As for edification in Wright’s work, it is scarce. Not just because of errors but also for the division it sows among brethren. 

To grasp just how provocative the NPP is, consider what Wright said in an interview with his publisher: “Much of the reformation and post-reformation formulations of the doctrine were answering that question, About how can I get enough righteousness so that when God looks at me he will see that I am righteous.” Wright says this is absolutely the wrong question: “The question Paul is asking is not, How can you get enough righteousness so that when God looks at you he’ll be happy with you? But how can you be sure you are a member of God’s people.”

Wright’s view of justification is not Luther’s view nor Calvin’s. In Wright’s view justification is “to be reckoned by God to be a true member of his family, and hence with the right to share table fellowship” (Justification, 116). Justification is “the assured status of belonging to God’s people” (117). 
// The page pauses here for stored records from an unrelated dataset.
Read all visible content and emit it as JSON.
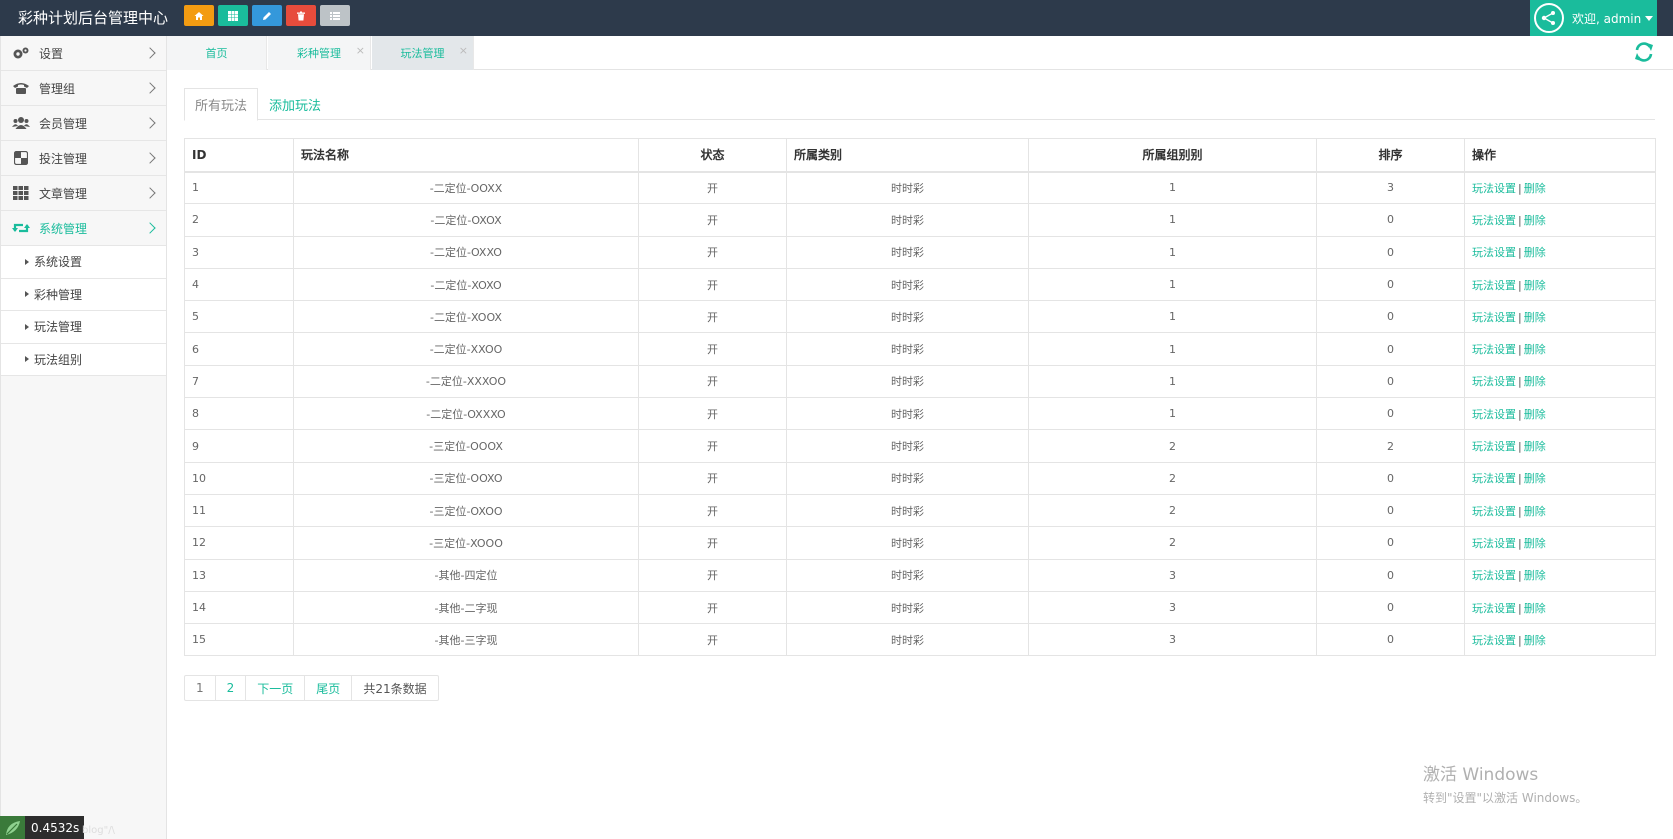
{
  "header": {
    "title": "彩种计划后台管理中心",
    "quick_buttons": [
      {
        "name": "home",
        "color": "#f39c12"
      },
      {
        "name": "grid",
        "color": "#1abc9c"
      },
      {
        "name": "edit",
        "color": "#3498db"
      },
      {
        "name": "trash",
        "color": "#e74c3c"
      },
      {
        "name": "list",
        "color": "#bdc3c7"
      }
    ],
    "user_text": "欢迎, admin"
  },
  "sidebar": {
    "items": [
      {
        "label": "设置",
        "icon": "gears-icon"
      },
      {
        "label": "管理组",
        "icon": "phone-icon"
      },
      {
        "label": "会员管理",
        "icon": "users-icon"
      },
      {
        "label": "投注管理",
        "icon": "checker-icon"
      },
      {
        "label": "文章管理",
        "icon": "th-icon"
      },
      {
        "label": "系统管理",
        "icon": "retweet-icon",
        "active": true
      }
    ],
    "sub_items": [
      {
        "label": "系统设置"
      },
      {
        "label": "彩种管理"
      },
      {
        "label": "玩法管理"
      },
      {
        "label": "玩法组别"
      }
    ]
  },
  "tabs": [
    {
      "label": "首页"
    },
    {
      "label": "彩种管理",
      "close": "×"
    },
    {
      "label": "玩法管理",
      "close": "×"
    }
  ],
  "subtabs": {
    "all": "所有玩法",
    "add": "添加玩法"
  },
  "table": {
    "headers": [
      "ID",
      "玩法名称",
      "状态",
      "所属类别",
      "所属组别别",
      "排序",
      "操作"
    ],
    "rows": [
      [
        "1",
        "-二定位-OOXX",
        "开",
        "时时彩",
        "1",
        "3"
      ],
      [
        "2",
        "-二定位-OXOX",
        "开",
        "时时彩",
        "1",
        "0"
      ],
      [
        "3",
        "-二定位-OXXO",
        "开",
        "时时彩",
        "1",
        "0"
      ],
      [
        "4",
        "-二定位-XOXO",
        "开",
        "时时彩",
        "1",
        "0"
      ],
      [
        "5",
        "-二定位-XOOX",
        "开",
        "时时彩",
        "1",
        "0"
      ],
      [
        "6",
        "-二定位-XXOO",
        "开",
        "时时彩",
        "1",
        "0"
      ],
      [
        "7",
        "-二定位-XXXOO",
        "开",
        "时时彩",
        "1",
        "0"
      ],
      [
        "8",
        "-二定位-OXXXO",
        "开",
        "时时彩",
        "1",
        "0"
      ],
      [
        "9",
        "-三定位-OOOX",
        "开",
        "时时彩",
        "2",
        "2"
      ],
      [
        "10",
        "-三定位-OOXO",
        "开",
        "时时彩",
        "2",
        "0"
      ],
      [
        "11",
        "-三定位-OXOO",
        "开",
        "时时彩",
        "2",
        "0"
      ],
      [
        "12",
        "-三定位-XOOO",
        "开",
        "时时彩",
        "2",
        "0"
      ],
      [
        "13",
        "-其他-四定位",
        "开",
        "时时彩",
        "3",
        "0"
      ],
      [
        "14",
        "-其他-二字现",
        "开",
        "时时彩",
        "3",
        "0"
      ],
      [
        "15",
        "-其他-三字现",
        "开",
        "时时彩",
        "3",
        "0"
      ]
    ],
    "op_settings": "玩法设置",
    "op_sep": "|",
    "op_delete": "删除"
  },
  "pagination": {
    "pages": [
      "1",
      "2"
    ],
    "next": "下一页",
    "last": "尾页",
    "total": "共21条数据"
  },
  "speed": "0.4532s",
  "ghost_text": "blog\"/\\",
  "watermark": {
    "line1": "激活 Windows",
    "line2": "转到\"设置\"以激活 Windows。"
  },
  "colors": {
    "accent": "#1abc9c",
    "header_bg": "#2d3a4b"
  }
}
This means the NPP removes the doctrine of justification from under the heading of soteriology and relocates it under the heading of ecclesiology. Wright states this plainly: “In standard Christian theological language, it [justification] wasn’t so much about soteriology as about ecclesiology; not so much about salvation as about the church (What Saint Paul Really Said, 119).
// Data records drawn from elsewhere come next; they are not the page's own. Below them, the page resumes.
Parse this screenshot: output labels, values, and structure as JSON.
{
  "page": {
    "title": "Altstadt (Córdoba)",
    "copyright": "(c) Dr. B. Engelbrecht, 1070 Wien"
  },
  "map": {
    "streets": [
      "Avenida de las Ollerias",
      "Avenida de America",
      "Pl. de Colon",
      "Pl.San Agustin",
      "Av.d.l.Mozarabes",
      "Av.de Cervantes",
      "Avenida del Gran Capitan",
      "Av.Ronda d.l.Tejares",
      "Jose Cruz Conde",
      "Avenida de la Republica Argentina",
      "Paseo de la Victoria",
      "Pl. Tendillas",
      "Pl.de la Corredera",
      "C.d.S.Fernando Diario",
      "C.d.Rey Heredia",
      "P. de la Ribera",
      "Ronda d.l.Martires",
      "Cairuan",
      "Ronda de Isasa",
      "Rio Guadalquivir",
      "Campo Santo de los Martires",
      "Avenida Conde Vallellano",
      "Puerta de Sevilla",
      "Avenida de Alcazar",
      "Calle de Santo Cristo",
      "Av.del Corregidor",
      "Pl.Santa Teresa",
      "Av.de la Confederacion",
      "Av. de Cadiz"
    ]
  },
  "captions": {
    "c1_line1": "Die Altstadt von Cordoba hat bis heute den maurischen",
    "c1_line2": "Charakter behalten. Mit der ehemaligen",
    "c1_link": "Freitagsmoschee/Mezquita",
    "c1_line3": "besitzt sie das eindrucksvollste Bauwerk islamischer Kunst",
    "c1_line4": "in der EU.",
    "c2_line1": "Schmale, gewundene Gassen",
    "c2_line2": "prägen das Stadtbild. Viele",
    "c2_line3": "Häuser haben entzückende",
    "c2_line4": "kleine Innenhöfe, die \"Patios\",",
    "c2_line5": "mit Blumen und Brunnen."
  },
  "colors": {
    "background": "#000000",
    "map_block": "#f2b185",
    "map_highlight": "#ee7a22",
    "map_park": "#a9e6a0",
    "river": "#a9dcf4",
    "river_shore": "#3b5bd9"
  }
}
Justification in the NPP is not about Christ making a full satisfaction to his Father’s justice on our behalf – it is not about moral standards being met – it is, rather, about one’s status of membership in God’s people. Christ remains at the center of this new perspective, the living Lord uniting the nations under his banner, but the imputation of his personal and perfect obedience is not at the center of this new justification.  
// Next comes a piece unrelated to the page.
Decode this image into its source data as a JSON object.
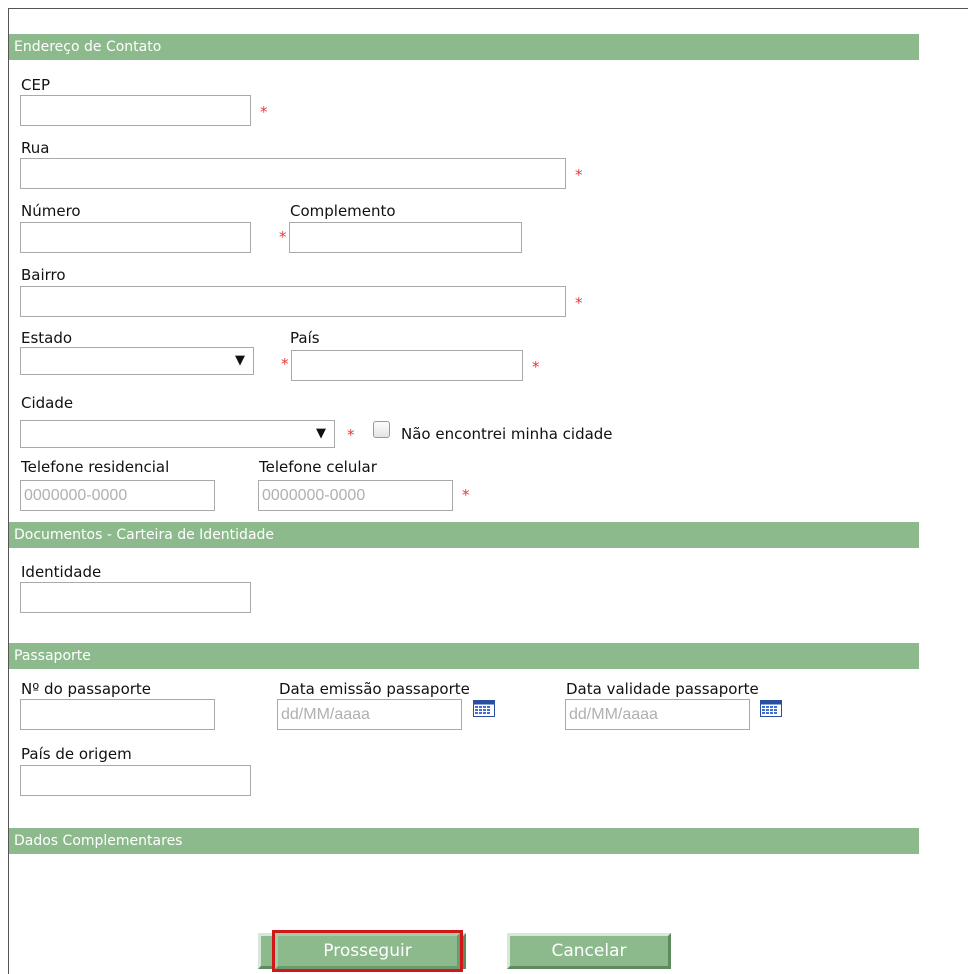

To make this innovation work, Wright must redefine the problem of the law which Paul addresses in passages on being justified. For example, in Galatians 2:16, Paul says: “we know that a person is not justified by works of the law but through faith in Jesus Christ.” 

For Wright, Paul’s negating of works of the law here is not about the evil and failure of legalistic righteousness. In the classical Protestant view it is. But Wright says works of the law in Paul “are not, in other words, the moral ‘good works’ which the Reformation tradition loves to hate. They are the things that divide Jew and Gentile: specifically, in the context of this passage….” (Justification, 117). 

The passage he means is Galatians 2:11-16a, a primary text for the NPP. Here Paul recounts his confrontation with Peter over Peter’s breaking table fellowship with believing Gentiles. When Paul speaks of works of the law, Wright says he must be referring only to narrow ethnic expressions of the law – circumcision, dietary food laws, and perhaps washings. In this way Wright can cast justification as

being about Christ ending ethnic boundaries (ecclesiology), more than being about Christ ending ethical boundaries between God and sinners (soteriology).

For Wright’s move in 2:16 to work, Paul could not possibly be expanding the question of circumcision to include the entirety of the moral law. But this foists a restriction on Paul that is out of sync with his own way of speaking later in the letter: “I testify again to every man who accepts circumcision that he is obligated to keep the whole law” (Gal. 5:3). 

In 2:16 Paul is expanding his complaint against Peter, moving from circumcision to all human moral performances. In fact, by the end of the verse he captures “all flesh” in his net, not just Jews, but any who endeavor to be justified by legal performance. Wright is wrong. His reading of Paul is too new. 

The biblical doctrine of justification is about meeting divine moral standards. Not satisfying God’s standard by our own efforts, our legal works, but having Christ’s obedience and satisfaction imputed to us by faith alone (Rom. 4:6, 5:9). Justification by faith in Christ is not provisional nor probationary. It gives the sinner an irrevocable peace (Rom. 5:1), the peace of imputed righteousness. It never gets old.

John Hartley has been pastor of Apple Valley Presbyterian Church since 2010, having previously been a pastor for 10 years in Vermont. He is a Wisconsin native and a graduate of University of Wisconsin-Milwaukee as well as Dallas Theological Seminary. John lives with his wife Jen and their five children.